Louisiana Department of Environmental Quality head resigns | Local Politics

The Louisiana Department of Environmental Quality (LDEQ) has recently experienced a significant shakeup in its upper management, with the resignation of its head, Dr. Chuck Brown. Brown, who had been appointed in 2016 by former Governor John Bel Edwards, stepped down from his position at the LDEQ in order to pursue other opportunities.

Brown’s term as the leader of the LDEQ was marked by a series of significant environmental improvements and policies, most notably his efforts to reduce air and water pollution, as well as his support of high-level recycling initiatives. He also worked to ensure that the state was in compliance with the Clean Air Act and other federal requirements. Brown’s tenure was further characterized by his commitment to public education and outreach on issues such as water quality and hazardous waste management.

The resignation of Brown has been met with a mixture of reactions from members of the local political sphere. Many have praised his service to the state and expressed their appreciation for the positive changes he made during his tenure. Others, however, have been critical of his lack of progress in certain areas, such as the enforcement of existing environmental regulations.

In light of Brown’s resignation, the LDEQ has appointed an interim director, Dr. Richard O. Anderson, who is currently the Deputy Secretary of the Department. Anderson has extensive experience in environmental policy and has been involved in numerous initiatives to reduce air and water pollution and improve hazardous waste management. He is expected to continue the work of Brown while the department searches for a permanent replacement.

It remains to be seen how Anderson’s appointment will affect the work of the LDEQ and the progress made by Brown during his tenure.
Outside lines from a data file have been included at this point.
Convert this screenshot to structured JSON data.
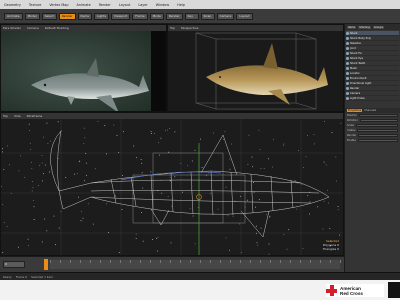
{
  "menu": [
    "Geometry",
    "Texture",
    "Vertex Map",
    "Animate",
    "Render",
    "Layout",
    "Layer",
    "Window",
    "Help"
  ],
  "toolbar": [
    "Animate",
    "Model",
    "Select",
    "Render",
    "Items",
    "Lights",
    "Viewport",
    "Frame",
    "Mode",
    "Render",
    "Key",
    "Snap",
    "Camera",
    "Layout"
  ],
  "toolbar_active_index": 3,
  "viewports": {
    "camera": {
      "tabs": [
        "Pers Shader",
        "Camera",
        "Default Shading"
      ],
      "hint": "Pers Camera"
    },
    "perspective": {
      "tabs": [
        "Top",
        "Perspective"
      ]
    },
    "side": {
      "tabs": [
        "Top",
        "Side",
        "Wireframe"
      ],
      "info": [
        "Selected",
        "Polygons 0",
        "Triangles 0"
      ]
    }
  },
  "items": {
    "tabs": [
      "Items",
      "Shading",
      "Groups"
    ],
    "tree": [
      {
        "label": "Shark",
        "selected": true
      },
      {
        "label": "Shark Body Poly",
        "selected": false
      },
      {
        "label": "Skeleton",
        "selected": false
      },
      {
        "label": "Joint",
        "selected": false
      },
      {
        "label": "Shark Fin",
        "selected": false
      },
      {
        "label": "Shark Eye",
        "selected": false
      },
      {
        "label": "Shark Teeth",
        "selected": false
      },
      {
        "label": "Mesh",
        "selected": false
      },
      {
        "label": "Locator",
        "selected": false
      },
      {
        "label": "Environment",
        "selected": false
      },
      {
        "label": "Directional Light",
        "selected": false
      },
      {
        "label": "Render",
        "selected": false
      },
      {
        "label": "Camera",
        "selected": false
      },
      {
        "label": "Light Probe",
        "selected": false
      }
    ]
  },
  "properties": {
    "tabs": [
      "Properties",
      "Channels"
    ],
    "rows": [
      "Position",
      "Rotation",
      "Scale",
      "Visible",
      "Render",
      "Enable"
    ]
  },
  "timeline": {
    "frame": "0"
  },
  "status": [
    "Ready",
    "Frame 0",
    "Selected 1 item"
  ],
  "ad": {
    "brand_line1": "American",
    "brand_line2": "Red Cross"
  },
  "colors": {
    "accent": "#e98c18",
    "wire": "#d9d9d9",
    "grid_highlight": "#4d9a3c"
  }
}
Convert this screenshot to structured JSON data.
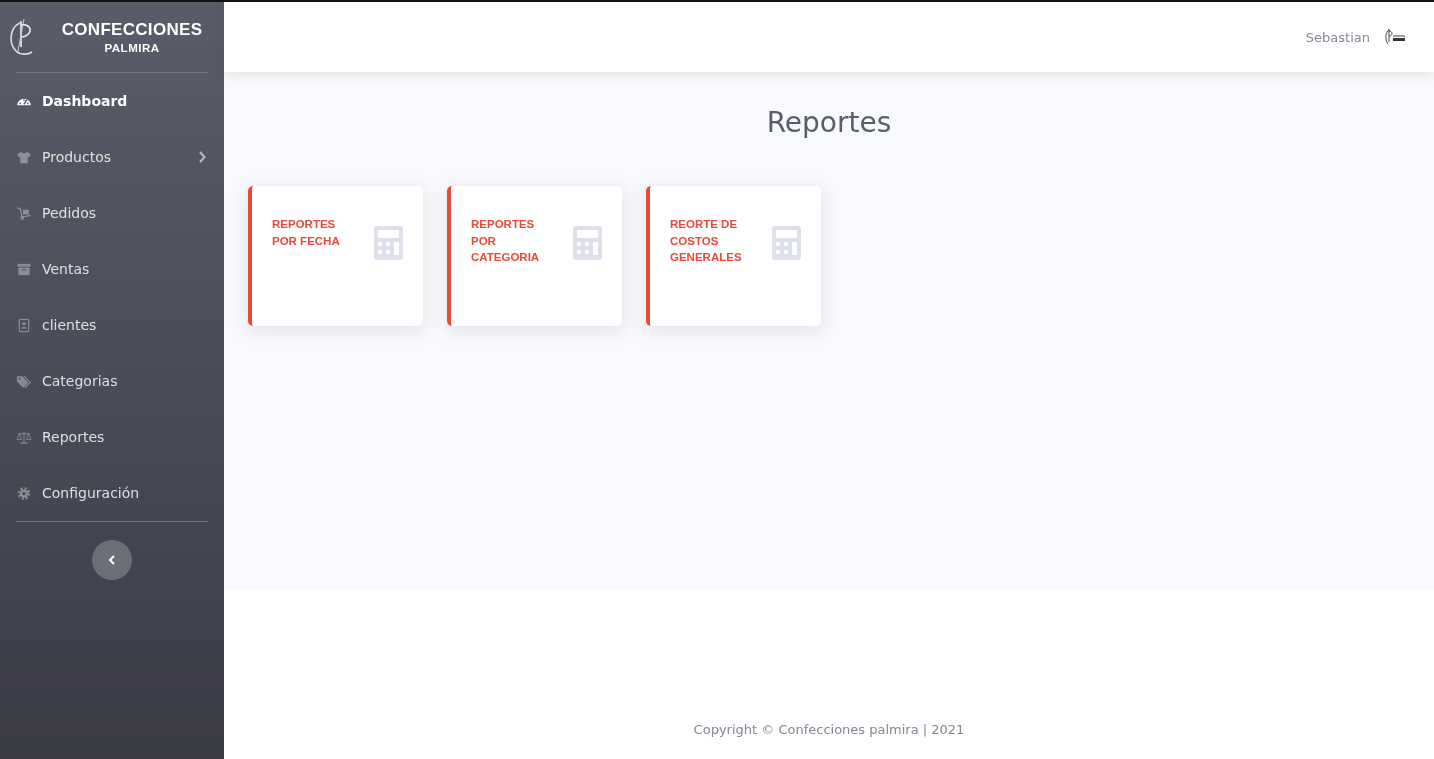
{
  "brand": {
    "title": "CONFECCIONES",
    "subtitle": "PALMIRA"
  },
  "sidebar": {
    "items": [
      {
        "label": "Dashboard",
        "kind": "gauge",
        "selected": true,
        "has_submenu": false
      },
      {
        "label": "Productos",
        "kind": "shirt",
        "selected": false,
        "has_submenu": true
      },
      {
        "label": "Pedidos",
        "kind": "dolly",
        "selected": false,
        "has_submenu": false
      },
      {
        "label": "Ventas",
        "kind": "archive",
        "selected": false,
        "has_submenu": false
      },
      {
        "label": "clientes",
        "kind": "contact",
        "selected": false,
        "has_submenu": false
      },
      {
        "label": "Categorias",
        "kind": "tags",
        "selected": false,
        "has_submenu": false
      },
      {
        "label": "Reportes",
        "kind": "scale",
        "selected": false,
        "has_submenu": false
      },
      {
        "label": "Configuración",
        "kind": "gear",
        "selected": false,
        "has_submenu": false
      }
    ]
  },
  "header": {
    "user": "Sebastian"
  },
  "page": {
    "title": "Reportes",
    "cards": [
      {
        "label": "REPORTES POR FECHA"
      },
      {
        "label": "REPORTES POR CATEGORIA"
      },
      {
        "label": "REORTE DE COSTOS GENERALES"
      }
    ]
  },
  "footer": {
    "text": "Copyright © Confecciones palmira | 2021"
  }
}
Nevertheless, the resignation of Dr. Chuck Brown marks a significant shift in Louisiana’s environmental management policies, and the state will be watching closely to see how the transition plays out.